It also was curious to see Green Day wedged into a small, hideaway end-zone stage (Elton John was put on the same stage at last year's pre-game show but at least was allowed to do two songs). Which, of course, raises the question: What are the politics of these pre-game shows all about? Why did Santana get to perform two songs last night from a flashily lit, midfield stage where everyone could see the band -- with cheerleaders drumming up excitement all around them -- while Green Day was shunted into a lonely balcony in back of an end zone?
I certainly don't have the answers, but I can say that last night's pre-game show was another strangely dysfunctional event. Suffice it to say that unadvertised guest Ozzy Osbourne stole the show -- he performed his wild-and-woolly song ''Crazy Train" on a stage inside a giant-sized helmet that folded back to reveal the Ozzman in a Patriots jersey, mugging for the cameras and singing with a keen abandon (with his solo band, not with Black Sabbath).

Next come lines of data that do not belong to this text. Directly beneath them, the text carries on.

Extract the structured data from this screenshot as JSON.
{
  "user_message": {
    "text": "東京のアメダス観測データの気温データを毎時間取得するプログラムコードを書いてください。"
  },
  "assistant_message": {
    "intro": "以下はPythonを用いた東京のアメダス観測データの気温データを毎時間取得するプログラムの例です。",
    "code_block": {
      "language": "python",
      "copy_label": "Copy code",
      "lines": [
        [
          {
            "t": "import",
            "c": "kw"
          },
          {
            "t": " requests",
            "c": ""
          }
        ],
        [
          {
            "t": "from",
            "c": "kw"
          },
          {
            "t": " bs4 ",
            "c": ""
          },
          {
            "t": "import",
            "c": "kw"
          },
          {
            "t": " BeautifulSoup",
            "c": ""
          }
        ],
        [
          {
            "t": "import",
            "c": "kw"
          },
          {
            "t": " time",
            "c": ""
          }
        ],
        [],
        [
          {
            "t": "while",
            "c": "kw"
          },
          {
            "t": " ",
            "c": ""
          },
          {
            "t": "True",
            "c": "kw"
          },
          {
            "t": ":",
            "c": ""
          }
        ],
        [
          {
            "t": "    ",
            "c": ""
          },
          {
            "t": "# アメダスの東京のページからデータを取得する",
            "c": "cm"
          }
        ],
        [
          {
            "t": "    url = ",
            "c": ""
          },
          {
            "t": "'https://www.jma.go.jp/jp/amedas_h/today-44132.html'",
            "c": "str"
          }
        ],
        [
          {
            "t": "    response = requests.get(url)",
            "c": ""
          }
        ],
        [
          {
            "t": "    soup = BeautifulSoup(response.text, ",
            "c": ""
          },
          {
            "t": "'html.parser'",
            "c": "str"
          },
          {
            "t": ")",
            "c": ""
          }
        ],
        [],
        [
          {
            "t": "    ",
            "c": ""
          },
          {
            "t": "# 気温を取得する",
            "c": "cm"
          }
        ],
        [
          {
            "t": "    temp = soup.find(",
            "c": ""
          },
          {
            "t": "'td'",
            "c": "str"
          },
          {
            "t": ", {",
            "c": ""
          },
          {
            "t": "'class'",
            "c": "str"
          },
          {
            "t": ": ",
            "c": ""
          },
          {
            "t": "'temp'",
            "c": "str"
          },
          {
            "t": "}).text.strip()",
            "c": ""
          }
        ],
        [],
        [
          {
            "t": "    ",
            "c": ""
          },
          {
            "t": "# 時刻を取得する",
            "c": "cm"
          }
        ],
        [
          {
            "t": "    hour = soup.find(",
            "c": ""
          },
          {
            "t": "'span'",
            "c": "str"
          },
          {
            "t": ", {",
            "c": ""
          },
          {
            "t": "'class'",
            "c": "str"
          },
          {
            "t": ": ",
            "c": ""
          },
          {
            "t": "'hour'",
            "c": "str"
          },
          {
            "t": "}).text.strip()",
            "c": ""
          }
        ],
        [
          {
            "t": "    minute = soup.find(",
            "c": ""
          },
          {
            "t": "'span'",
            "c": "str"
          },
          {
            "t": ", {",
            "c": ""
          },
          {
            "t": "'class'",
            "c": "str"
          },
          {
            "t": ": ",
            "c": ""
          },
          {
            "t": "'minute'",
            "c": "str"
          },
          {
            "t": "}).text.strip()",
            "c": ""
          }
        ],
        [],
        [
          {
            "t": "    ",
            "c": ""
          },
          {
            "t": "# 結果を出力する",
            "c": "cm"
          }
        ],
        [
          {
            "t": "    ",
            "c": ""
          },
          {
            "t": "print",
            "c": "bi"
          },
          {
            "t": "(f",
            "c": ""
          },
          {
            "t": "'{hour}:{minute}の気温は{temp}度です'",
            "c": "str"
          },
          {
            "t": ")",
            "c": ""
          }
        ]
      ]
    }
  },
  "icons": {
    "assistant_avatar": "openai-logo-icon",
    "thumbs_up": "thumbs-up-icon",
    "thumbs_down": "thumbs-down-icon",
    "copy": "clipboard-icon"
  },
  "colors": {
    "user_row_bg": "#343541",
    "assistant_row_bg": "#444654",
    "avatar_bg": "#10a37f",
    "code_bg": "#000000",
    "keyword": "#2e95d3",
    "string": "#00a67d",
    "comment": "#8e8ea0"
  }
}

But much of the rest of the show was just plain weird. For the first 30 minutes of the one-hour event, we didn't even hear acts that were in the stadium. Instead, we got two Rolling Stones songs (the obligatory ''Start Me Up" and surprise choice ''Rough Justice") beamed on video from a taped broadcast in Detroit. And we got remotes of rapper Kanye West and pop rockers Maroon 5 from a generic-looking, red-white-and-blue stage in Los Angeles.
Maroon 5 came off vapidly (doing just one song, ''Harder to Breathe"), while West did one tune, ''Heard 'Em Say." Yet it was disconcerting to hear his name booed loudly by Patriots fans who evidently didn't appreciate his nationally televised comment the other night on a Hurricane Katrina benefit that President Bush ''doesn't care about black people." The boos were thunderous and lasted for much of his number.
Carlos Santana & Co. acquitted themselves well with past hit ''Smooth" and new single ''I'm Feelin' You," with singer Michelle Branch taking a nice guest turn, as she was wheeled to midfield on a stage shaped like a football. But, again, why was Santana given headliner treatment? Green Day has had a much bigger year.
Pats owner Robert Kraft elicited the most cheers when he presided over the banner unveiling and praised ''the greatest fans that any sports team has ever had."
Nashville star Trisha Yearwood ended the hour by singing the national anthem but the performance was marred by fireworks shot off during the line ''and the rockets' red glare." It was a cheesy moment (couldn't they have waited until the end of the song?). It threw her off balance and she struggled to finish the song, but it was just another bizarre occurrence during a pre-game show that tried to do too much, but ended up offering too little.